• If you still don’t have an OB-GYN, you can trust; it’s about time you find one. How? Start by taking recommendations from your female friends.
  • If you’re looking for doctors covered by your insurance plan, it’s a good idea to book appointments with more than one doctor so you can have options.
  • Since you’ll be going to your doctor frequently throughout the course of your pregnancy, take into consideration the location of the doctor’s office.
  • There’s no such thing as a dumb question: Make sure to address any and all questions or concerns you may have with your chosen doctor.
  • Ensure your obstetrician shares the same views as you and has similar opinions about important and personal issues. If you want to opt for a natural birth at home, for instance, make sure your doctor can attend to those needs.
  • If you don’t feel confident in the doctor you’ve chosen, or you feel like they lack empathy, do not hesitate to look for another one. Even though prenatal care should begin as soon as possible, you can still wait a little longer and start your treatment with a doctor who meets your expectations.
  • In your regular visits to the doctor, your physical conditions, as well as the baby’s, will be evaluated. Some ultrasounds are usually done at the doctor’s office, but specific lab exams and more complicated issues will require a visit to specialized clinics.

Know which exams you need to complete during your first trimester

During your pregnancy, you will undergo a series of medical exams to check on the status of your health and fetus development. Some tests taken during the first trimester might be repeated during the next steps of your pregnancy. To start off, you’ll have to do the following necessary exams:

Identifying your blood type and Rh factor: Besides checking to see if you belong to blood type group O, A, B, or AB, this test pinpoints whether you have a positive or negative Rh factor.

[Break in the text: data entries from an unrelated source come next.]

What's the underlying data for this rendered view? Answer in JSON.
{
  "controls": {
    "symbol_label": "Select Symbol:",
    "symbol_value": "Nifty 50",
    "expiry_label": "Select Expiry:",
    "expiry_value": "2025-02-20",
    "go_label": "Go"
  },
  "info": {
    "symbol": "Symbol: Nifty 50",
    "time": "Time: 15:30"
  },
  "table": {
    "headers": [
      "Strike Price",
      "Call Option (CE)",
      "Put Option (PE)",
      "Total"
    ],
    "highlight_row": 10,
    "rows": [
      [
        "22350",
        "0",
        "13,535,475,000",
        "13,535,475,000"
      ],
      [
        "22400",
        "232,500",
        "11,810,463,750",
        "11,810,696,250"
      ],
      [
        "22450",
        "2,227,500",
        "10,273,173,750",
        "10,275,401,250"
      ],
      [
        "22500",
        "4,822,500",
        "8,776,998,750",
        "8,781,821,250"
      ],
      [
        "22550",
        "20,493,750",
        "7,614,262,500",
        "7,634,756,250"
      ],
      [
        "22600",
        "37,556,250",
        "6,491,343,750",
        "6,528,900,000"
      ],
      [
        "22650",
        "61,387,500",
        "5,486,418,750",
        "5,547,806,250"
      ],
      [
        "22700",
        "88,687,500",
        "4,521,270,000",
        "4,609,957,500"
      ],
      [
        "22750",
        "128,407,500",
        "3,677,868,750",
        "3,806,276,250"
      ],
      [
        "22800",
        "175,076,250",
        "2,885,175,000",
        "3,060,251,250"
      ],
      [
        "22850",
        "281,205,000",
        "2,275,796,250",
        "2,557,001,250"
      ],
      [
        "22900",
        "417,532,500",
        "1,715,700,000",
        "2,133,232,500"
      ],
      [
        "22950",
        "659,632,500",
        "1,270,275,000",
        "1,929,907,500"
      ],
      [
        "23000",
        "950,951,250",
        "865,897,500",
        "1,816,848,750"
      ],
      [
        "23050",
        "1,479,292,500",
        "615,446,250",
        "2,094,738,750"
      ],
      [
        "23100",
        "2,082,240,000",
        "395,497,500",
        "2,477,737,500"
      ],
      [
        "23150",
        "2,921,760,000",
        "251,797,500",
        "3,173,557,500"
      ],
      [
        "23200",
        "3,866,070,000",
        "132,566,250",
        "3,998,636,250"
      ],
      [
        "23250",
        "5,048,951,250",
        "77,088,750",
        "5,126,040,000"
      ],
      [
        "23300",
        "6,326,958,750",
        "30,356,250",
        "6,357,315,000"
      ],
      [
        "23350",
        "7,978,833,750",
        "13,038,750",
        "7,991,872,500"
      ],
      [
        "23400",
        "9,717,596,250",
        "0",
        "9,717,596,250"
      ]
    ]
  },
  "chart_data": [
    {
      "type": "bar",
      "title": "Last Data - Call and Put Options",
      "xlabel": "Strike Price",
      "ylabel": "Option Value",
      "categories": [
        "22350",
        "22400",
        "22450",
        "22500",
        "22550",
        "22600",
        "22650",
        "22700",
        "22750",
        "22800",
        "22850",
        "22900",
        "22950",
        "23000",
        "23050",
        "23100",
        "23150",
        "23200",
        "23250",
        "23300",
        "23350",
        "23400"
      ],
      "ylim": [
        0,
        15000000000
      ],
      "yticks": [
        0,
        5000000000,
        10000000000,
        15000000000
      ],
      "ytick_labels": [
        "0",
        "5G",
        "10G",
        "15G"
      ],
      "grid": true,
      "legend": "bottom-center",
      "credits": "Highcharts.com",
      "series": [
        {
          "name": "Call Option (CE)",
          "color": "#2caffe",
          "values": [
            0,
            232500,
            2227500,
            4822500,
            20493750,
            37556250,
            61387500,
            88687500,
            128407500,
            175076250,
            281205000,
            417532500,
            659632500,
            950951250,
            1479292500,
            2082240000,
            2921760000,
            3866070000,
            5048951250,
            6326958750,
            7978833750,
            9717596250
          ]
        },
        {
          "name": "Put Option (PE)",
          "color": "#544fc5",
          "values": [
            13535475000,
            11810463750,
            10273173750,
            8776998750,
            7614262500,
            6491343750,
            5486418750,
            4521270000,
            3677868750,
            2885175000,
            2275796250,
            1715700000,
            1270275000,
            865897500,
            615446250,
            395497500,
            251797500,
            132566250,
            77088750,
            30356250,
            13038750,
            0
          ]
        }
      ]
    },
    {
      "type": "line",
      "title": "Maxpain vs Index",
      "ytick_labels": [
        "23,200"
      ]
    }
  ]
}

In case you test negative, and the child’s father tests positive, there’s a chance your organism might produce antibodies against the baby’s blood – doctors will avoid any risks using a specific type of immunoglobulin.

Hemogram: This exam will verify if the expectant mother has anemia and/or other infections.

Glycemia: As a way to identify diabetes in a patient, this test can also figure out if you have an intolerance to glucose. Both conditions may manifest themselves during pregnancy. It is usually done between the 26th and 28th week.

Serology: The diagnostic examination of your blood serum can reveal diseases early on, including those that might negatively impact the development of the baby and even trigger an abortion. Examples include (but are not limited to): syphilis, rubella, Hepatitis B and C, HIV, toxoplasmosis, and cytomegalovirus. This exam is usually repeated every trimester.

Urine: Besides detecting urinary tract infections that either present symptoms or not, the urine test is important in order to follow up with diabetic or hypertensive pregnant women to check the presence of protein in their urine. This exam also detects calcified formations in the urine, known as the dreaded kidney stones.

Ultrasound: The first type of ultrasound that will be requested is the transvaginal ultrasound that not only confirms the pregnancy but also maps out the number of embryos and helps estimate the length of the pregnancy.

Oncotic cytology: Also known as a pap smear, it is recommended for women that have initiated their sex life to do the exam every three years to help prevent cervical cancer. For pregnant women, the exam is usually requested for the first trimester.